→ Data extracts
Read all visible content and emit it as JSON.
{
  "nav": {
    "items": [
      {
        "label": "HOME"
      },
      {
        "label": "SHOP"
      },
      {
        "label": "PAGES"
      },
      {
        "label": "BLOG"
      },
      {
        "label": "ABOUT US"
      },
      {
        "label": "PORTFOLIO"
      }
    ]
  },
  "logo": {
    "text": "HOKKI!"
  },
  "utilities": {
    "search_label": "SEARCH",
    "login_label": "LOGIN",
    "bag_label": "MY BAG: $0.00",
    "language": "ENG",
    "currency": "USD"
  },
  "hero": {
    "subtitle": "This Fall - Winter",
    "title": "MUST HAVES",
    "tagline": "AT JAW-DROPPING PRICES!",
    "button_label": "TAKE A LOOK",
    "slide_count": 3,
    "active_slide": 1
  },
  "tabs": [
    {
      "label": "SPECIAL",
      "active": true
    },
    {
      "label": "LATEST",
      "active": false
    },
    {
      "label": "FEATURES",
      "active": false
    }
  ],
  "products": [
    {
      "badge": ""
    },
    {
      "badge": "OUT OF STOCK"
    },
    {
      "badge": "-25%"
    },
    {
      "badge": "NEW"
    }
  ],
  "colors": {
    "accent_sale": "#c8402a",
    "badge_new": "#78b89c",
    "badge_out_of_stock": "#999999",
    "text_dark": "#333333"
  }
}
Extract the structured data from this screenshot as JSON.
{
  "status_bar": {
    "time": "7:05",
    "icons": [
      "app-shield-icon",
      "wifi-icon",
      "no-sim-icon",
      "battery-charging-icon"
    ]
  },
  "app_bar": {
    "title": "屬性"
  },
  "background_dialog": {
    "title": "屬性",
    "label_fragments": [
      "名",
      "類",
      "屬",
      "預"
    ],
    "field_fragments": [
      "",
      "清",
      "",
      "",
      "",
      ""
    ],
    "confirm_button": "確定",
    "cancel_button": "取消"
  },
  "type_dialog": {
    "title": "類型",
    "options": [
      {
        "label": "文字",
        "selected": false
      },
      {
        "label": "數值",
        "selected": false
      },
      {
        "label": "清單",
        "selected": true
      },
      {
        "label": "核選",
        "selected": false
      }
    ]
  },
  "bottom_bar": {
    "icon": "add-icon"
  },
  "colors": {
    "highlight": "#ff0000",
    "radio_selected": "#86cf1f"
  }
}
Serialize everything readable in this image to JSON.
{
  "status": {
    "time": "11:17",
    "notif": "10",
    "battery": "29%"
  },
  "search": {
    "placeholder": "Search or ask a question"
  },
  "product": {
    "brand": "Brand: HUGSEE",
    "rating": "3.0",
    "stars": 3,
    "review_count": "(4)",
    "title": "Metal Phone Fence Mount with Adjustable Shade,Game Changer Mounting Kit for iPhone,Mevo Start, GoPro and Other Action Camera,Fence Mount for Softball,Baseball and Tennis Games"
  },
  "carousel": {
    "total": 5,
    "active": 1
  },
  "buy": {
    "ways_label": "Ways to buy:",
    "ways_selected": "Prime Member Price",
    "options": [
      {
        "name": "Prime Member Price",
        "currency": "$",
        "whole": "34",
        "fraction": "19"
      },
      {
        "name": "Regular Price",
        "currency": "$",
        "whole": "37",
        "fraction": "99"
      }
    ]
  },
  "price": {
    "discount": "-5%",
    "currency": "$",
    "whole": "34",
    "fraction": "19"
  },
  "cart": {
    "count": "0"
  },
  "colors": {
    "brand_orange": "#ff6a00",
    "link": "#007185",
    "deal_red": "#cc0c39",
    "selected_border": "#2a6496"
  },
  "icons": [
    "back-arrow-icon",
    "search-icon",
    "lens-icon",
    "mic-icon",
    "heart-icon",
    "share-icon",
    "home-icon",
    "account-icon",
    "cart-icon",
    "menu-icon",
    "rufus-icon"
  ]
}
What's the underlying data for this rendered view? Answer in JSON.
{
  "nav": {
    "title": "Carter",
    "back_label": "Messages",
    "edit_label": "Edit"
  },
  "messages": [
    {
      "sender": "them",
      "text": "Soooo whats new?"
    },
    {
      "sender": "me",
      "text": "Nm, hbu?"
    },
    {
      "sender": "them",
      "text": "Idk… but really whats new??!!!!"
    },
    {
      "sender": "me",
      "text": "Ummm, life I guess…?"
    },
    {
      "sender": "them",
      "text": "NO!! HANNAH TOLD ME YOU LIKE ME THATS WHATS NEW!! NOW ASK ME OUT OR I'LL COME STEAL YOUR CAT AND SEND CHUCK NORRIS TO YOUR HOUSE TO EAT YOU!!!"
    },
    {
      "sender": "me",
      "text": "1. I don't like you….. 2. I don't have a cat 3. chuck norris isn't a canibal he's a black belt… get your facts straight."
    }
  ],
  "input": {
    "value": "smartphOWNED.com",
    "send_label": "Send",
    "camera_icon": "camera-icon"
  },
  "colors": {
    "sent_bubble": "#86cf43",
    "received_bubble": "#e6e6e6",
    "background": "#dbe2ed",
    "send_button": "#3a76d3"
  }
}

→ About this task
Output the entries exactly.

→ Task response
Read all visible content and emit it as JSON.
{
  "nav": {
    "items": [
      {
        "label": "HOME"
      },
      {
        "label": "SHOP"
      },
      {
        "label": "PAGES"
      },
      {
        "label": "BLOG"
      },
      {
        "label": "ABOUT US"
      },
      {
        "label": "PORTFOLIO"
      }
    ]
  },
  "logo": {
    "text": "HOKKI!"
  },
  "utilities": {
    "search_label": "SEARCH",
    "login_label": "LOGIN",
    "bag_label": "MY BAG: $0.00",
    "language": "ENG",
    "currency": "USD"
  },
  "hero": {
    "subtitle": "This Fall - Winter",
    "title": "MUST HAVES",
    "tagline": "AT JAW-DROPPING PRICES!",
    "button_label": "TAKE A LOOK",
    "slide_count": 3,
    "active_slide": 1
  },
  "tabs": [
    {
      "label": "SPECIAL",
      "active": true
    },
    {
      "label": "LATEST",
      "active": false
    },
    {
      "label": "FEATURES",
      "active": false
    }
  ],
  "products": [
    {
      "badge": ""
    },
    {
      "badge": "OUT OF STOCK"
    },
    {
      "badge": "-25%"
    },
    {
      "badge": "NEW"
    }
  ],
  "colors": {
    "accent_sale": "#c8402a",
    "badge_new": "#78b89c",
    "badge_out_of_stock": "#999999",
    "text_dark": "#333333"
  }
}
Extract the structured data from this screenshot as JSON.
{
  "status_bar": {
    "time": "7:05",
    "icons": [
      "app-shield-icon",
      "wifi-icon",
      "no-sim-icon",
      "battery-charging-icon"
    ]
  },
  "app_bar": {
    "title": "屬性"
  },
  "background_dialog": {
    "title": "屬性",
    "label_fragments": [
      "名",
      "類",
      "屬",
      "預"
    ],
    "field_fragments": [
      "",
      "清",
      "",
      "",
      "",
      ""
    ],
    "confirm_button": "確定",
    "cancel_button": "取消"
  },
  "type_dialog": {
    "title": "類型",
    "options": [
      {
        "label": "文字",
        "selected": false
      },
      {
        "label": "數值",
        "selected": false
      },
      {
        "label": "清單",
        "selected": true
      },
      {
        "label": "核選",
        "selected": false
      }
    ]
  },
  "bottom_bar": {
    "icon": "add-icon"
  },
  "colors": {
    "highlight": "#ff0000",
    "radio_selected": "#86cf1f"
  }
}
Serialize everything readable in this image to JSON.
{
  "status": {
    "time": "11:17",
    "notif": "10",
    "battery": "29%"
  },
  "search": {
    "placeholder": "Search or ask a question"
  },
  "product": {
    "brand": "Brand: HUGSEE",
    "rating": "3.0",
    "stars": 3,
    "review_count": "(4)",
    "title": "Metal Phone Fence Mount with Adjustable Shade,Game Changer Mounting Kit for iPhone,Mevo Start, GoPro and Other Action Camera,Fence Mount for Softball,Baseball and Tennis Games"
  },
  "carousel": {
    "total": 5,
    "active": 1
  },
  "buy": {
    "ways_label": "Ways to buy:",
    "ways_selected": "Prime Member Price",
    "options": [
      {
        "name": "Prime Member Price",
        "currency": "$",
        "whole": "34",
        "fraction": "19"
      },
      {
        "name": "Regular Price",
        "currency": "$",
        "whole": "37",
        "fraction": "99"
      }
    ]
  },
  "price": {
    "discount": "-5%",
    "currency": "$",
    "whole": "34",
    "fraction": "19"
  },
  "cart": {
    "count": "0"
  },
  "colors": {
    "brand_orange": "#ff6a00",
    "link": "#007185",
    "deal_red": "#cc0c39",
    "selected_border": "#2a6496"
  },
  "icons": [
    "back-arrow-icon",
    "search-icon",
    "lens-icon",
    "mic-icon",
    "heart-icon",
    "share-icon",
    "home-icon",
    "account-icon",
    "cart-icon",
    "menu-icon",
    "rufus-icon"
  ]
}
What's the underlying data for this rendered view? Answer in JSON.
{
  "nav": {
    "title": "Carter",
    "back_label": "Messages",
    "edit_label": "Edit"
  },
  "messages": [
    {
      "sender": "them",
      "text": "Soooo whats new?"
    },
    {
      "sender": "me",
      "text": "Nm, hbu?"
    },
    {
      "sender": "them",
      "text": "Idk… but really whats new??!!!!"
    },
    {
      "sender": "me",
      "text": "Ummm, life I guess…?"
    },
    {
      "sender": "them",
      "text": "NO!! HANNAH TOLD ME YOU LIKE ME THATS WHATS NEW!! NOW ASK ME OUT OR I'LL COME STEAL YOUR CAT AND SEND CHUCK NORRIS TO YOUR HOUSE TO EAT YOU!!!"
    },
    {
      "sender": "me",
      "text": "1. I don't like you….. 2. I don't have a cat 3. chuck norris isn't a canibal he's a black belt… get your facts straight."
    }
  ],
  "input": {
    "value": "smartphOWNED.com",
    "send_label": "Send",
    "camera_icon": "camera-icon"
  },
  "colors": {
    "sent_bubble": "#86cf43",
    "received_bubble": "#e6e6e6",
    "background": "#dbe2ed",
    "send_button": "#3a76d3"
  }
}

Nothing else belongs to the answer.